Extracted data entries
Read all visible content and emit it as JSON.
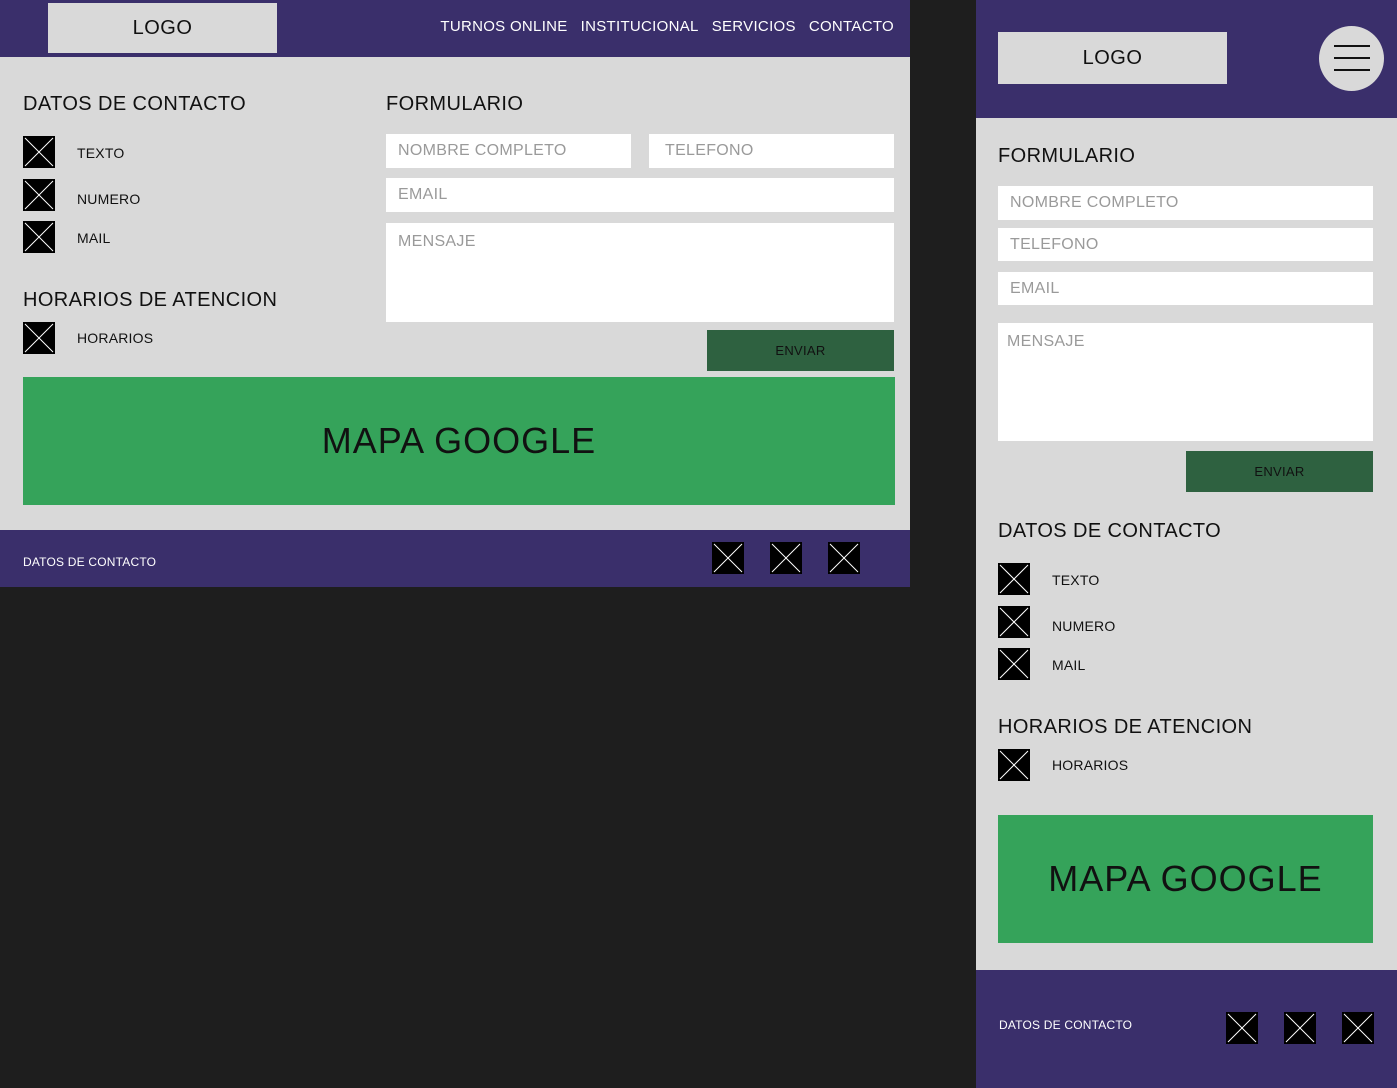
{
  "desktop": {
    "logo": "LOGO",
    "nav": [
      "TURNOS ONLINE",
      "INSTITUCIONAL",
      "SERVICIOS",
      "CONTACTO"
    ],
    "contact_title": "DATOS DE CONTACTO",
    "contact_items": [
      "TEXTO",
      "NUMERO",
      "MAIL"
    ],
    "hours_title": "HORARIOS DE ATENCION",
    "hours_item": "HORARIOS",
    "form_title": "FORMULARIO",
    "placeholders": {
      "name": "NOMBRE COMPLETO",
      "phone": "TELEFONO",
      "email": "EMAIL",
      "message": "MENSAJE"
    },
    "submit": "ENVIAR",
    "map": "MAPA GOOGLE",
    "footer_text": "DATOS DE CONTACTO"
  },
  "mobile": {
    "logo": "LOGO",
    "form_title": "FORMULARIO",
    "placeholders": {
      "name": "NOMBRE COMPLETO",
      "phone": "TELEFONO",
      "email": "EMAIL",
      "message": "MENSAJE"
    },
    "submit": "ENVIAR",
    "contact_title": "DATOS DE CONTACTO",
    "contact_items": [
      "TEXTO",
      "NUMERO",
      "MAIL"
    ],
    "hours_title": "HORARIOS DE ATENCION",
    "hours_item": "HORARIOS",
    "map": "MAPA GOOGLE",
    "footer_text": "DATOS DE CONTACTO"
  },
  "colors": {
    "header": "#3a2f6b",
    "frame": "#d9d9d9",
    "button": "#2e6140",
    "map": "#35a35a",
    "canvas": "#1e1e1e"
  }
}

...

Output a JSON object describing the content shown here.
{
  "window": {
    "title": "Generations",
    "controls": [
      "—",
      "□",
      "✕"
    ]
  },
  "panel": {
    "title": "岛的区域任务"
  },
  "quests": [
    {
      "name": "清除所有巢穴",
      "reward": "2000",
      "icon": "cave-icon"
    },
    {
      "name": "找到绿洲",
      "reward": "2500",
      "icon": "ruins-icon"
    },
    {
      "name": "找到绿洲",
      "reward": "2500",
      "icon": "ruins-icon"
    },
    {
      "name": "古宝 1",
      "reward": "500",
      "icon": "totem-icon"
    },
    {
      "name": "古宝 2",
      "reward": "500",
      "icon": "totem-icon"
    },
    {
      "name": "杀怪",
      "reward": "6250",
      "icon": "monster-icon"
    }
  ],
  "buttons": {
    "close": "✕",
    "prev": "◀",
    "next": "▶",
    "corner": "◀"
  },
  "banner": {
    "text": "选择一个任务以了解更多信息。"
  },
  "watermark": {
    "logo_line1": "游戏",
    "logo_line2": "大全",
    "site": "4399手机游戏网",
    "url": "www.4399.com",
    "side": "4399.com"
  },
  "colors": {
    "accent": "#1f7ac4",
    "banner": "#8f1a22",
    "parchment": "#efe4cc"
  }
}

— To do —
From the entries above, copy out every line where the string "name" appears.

— Task answer —
      "name": "NOMBRE COMPLETO",
      "name": "NOMBRE COMPLETO",
      "name": "清除所有巢穴",
      "name": "找到绿洲",
      "name": "找到绿洲",
      "name": "古宝 1",
      "name": "古宝 2",
      "name": "杀怪",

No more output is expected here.